Some teachers pat the stomach and say," Fill up down here."  Once again this is a blatant revelation of ignorance of the human anatomy.  If a teacher truly cared about the students, wouldn't it make sense to crack open an anatomy  book, such as the old reliable, Gray's Anatomy?  It has some excellent drawings and clearly worded information about the lungs and about breathing, including the function of the diaphragm.  Your lungs do not extend into your abdomen.  They end around the bottom of your ribcage.  The only way to fill up the abdomen is to eat something and it won't be mostly air that you eat.

Muscles work the "voice" mechanism and they are controlled by your mind.

Does that seem true?  That is something which can be verified by any good ENT (ear, nose, and throat doctor).  The great news is that there are some singing teachers and vocal coaches who do know and understand the function of the singing voice and can give a singer exercises which work specific muscles for strength, control, and coordination.  The physical technique of singing is not the complete solution to being a great singer, though.  There is more.  You can read about it here.

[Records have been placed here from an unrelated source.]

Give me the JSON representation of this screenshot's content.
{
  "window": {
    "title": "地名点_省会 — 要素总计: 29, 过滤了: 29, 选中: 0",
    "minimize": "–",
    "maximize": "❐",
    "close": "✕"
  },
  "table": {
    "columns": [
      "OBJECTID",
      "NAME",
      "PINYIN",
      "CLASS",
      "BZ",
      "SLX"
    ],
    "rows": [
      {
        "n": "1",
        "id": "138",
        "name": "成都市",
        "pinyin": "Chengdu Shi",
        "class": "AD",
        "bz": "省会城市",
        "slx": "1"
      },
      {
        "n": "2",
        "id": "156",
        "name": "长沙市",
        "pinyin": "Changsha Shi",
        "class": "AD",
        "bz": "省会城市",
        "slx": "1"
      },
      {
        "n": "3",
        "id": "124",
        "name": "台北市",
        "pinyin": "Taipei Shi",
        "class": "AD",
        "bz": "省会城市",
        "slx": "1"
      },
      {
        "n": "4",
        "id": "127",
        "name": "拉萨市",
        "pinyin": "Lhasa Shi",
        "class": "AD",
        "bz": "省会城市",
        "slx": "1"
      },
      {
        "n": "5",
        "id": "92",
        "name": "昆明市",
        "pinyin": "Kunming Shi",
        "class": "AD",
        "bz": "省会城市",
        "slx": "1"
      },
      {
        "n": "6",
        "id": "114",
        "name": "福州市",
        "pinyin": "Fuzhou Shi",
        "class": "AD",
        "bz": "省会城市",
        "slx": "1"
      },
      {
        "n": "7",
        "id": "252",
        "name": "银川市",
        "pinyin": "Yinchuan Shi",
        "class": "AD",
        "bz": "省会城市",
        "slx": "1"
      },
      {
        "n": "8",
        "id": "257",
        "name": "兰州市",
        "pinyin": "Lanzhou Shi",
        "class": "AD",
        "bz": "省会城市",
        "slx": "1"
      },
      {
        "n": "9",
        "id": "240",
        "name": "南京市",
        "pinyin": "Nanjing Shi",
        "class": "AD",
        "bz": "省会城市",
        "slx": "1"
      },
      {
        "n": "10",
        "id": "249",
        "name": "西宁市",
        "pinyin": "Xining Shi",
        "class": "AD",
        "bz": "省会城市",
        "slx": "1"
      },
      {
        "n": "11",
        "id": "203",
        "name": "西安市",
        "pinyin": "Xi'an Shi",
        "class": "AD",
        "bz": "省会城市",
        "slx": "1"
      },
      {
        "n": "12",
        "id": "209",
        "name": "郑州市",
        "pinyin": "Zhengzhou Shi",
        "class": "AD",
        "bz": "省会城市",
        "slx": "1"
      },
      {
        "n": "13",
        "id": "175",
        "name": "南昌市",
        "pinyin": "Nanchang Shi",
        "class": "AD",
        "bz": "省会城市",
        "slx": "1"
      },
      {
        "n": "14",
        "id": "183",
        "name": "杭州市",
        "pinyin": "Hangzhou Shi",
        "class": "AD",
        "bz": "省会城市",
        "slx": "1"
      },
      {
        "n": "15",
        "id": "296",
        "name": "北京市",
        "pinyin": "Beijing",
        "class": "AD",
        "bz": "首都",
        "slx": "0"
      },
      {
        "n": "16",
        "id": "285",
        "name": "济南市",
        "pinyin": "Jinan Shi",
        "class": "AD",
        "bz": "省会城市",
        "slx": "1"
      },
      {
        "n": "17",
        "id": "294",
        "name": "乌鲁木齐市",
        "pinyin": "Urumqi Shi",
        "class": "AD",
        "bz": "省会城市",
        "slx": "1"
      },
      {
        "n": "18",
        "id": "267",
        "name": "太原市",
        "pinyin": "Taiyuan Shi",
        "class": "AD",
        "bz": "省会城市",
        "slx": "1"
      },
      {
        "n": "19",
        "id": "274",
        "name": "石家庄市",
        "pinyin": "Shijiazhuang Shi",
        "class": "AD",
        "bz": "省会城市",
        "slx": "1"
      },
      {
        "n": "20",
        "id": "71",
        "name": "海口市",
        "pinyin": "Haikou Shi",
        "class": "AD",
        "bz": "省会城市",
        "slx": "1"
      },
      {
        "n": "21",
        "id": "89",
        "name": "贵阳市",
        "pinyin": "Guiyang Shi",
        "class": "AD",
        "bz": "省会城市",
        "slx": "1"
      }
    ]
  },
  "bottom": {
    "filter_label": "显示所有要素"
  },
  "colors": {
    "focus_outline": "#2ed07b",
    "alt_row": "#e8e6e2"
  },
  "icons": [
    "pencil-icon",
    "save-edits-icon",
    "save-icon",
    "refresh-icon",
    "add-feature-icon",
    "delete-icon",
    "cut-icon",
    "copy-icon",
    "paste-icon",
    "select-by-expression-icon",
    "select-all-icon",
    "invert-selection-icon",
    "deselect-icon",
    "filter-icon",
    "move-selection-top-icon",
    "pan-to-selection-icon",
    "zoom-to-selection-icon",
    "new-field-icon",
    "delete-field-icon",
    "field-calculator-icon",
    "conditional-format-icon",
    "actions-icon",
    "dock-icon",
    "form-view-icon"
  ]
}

Want a free voice lesson?  All you have to do is to ask for it.  Free voice lesson

Thursday, January 21, 2016


Are there any free voice lessons?

For about 10 days (ending January 31, 2016) it is possible to get a free voice lesson.  It doesn't matter if you are a beginner, an intermediate singer, or even a professional singer.  If you want a good solid foundation or even an evaluation, you can get it.  For FREE.  What's the catch?  It is one singing lesson for free but only one for free.  The offer is only for 10 days, including today.  It is available on Skype or on FaceTime.  I may never do this again for free. 

To set up a free singing lesson, you do need to be 18 years old or get your parents' consent, if you're not 18.

You can email me at

I'll send you my contact information for Skype or for FaceTime.  If you've been struggling with your singing of if you just want to learn some great technique, now is your chance to make it fun.

It's first come, first served.  I only have 12 slots left. 

Friday, January 08, 2016

Opening Night In Las Vegas

Before going into the show, I had practiced for a solid year, a minimum of 3 hours a day.  I also recorded myself a huge amount in those sessions.  I eventually had a tape that didn't make me throw up when I heard myself, went to the producer/choreographer of a show my wife, Sheree, was in, and she hired me on the spot when she heard the tape. 

She did make me audition in front of the cast and crew.  I sang "Night And Day" by Cole Porter and they went totally wild.  They said I was better than the Sinatra impersonator who was in the early show (there were three shows running there's now called the Stratosphere Hotel and Casino).  Much of the cast were dancers.  If you haven't been in a show, the dancers think that they are the show and everyone else is not.  That made the compliments and applause mean even more.

The owner at the time, Bob Stupak, was a sort of tough guy, who hated entertainers, I was told.  The first night of the show, the stage manager came backstage to where I was.  I did the announcing and also assisted with other acts, paging the curtain for them.  So, the stage manager said, "Do you see that booth in front at center stage?" I looked through the curtain and said, "Yes."  She said, "That is Mr. Stupak's booth.  No one else sits there.  He's going to be there tonight and if he doesn't like you, it will be your last night."  I thanked her for the heads up. 

I thought to myself that if he didn't like me then he's stupid.  I knew I was ready.  Still you don't want to hear that before opening night.  People don't say good luck or even break a leg anymore.   They say "Merde!" which is French for shit.  So, I got more than a fair share of merde before walking onto that huge stage the first night.  Oh yes.  He did like me and every time after that I saw him in his casino he spoke to me or waved if we were far apart.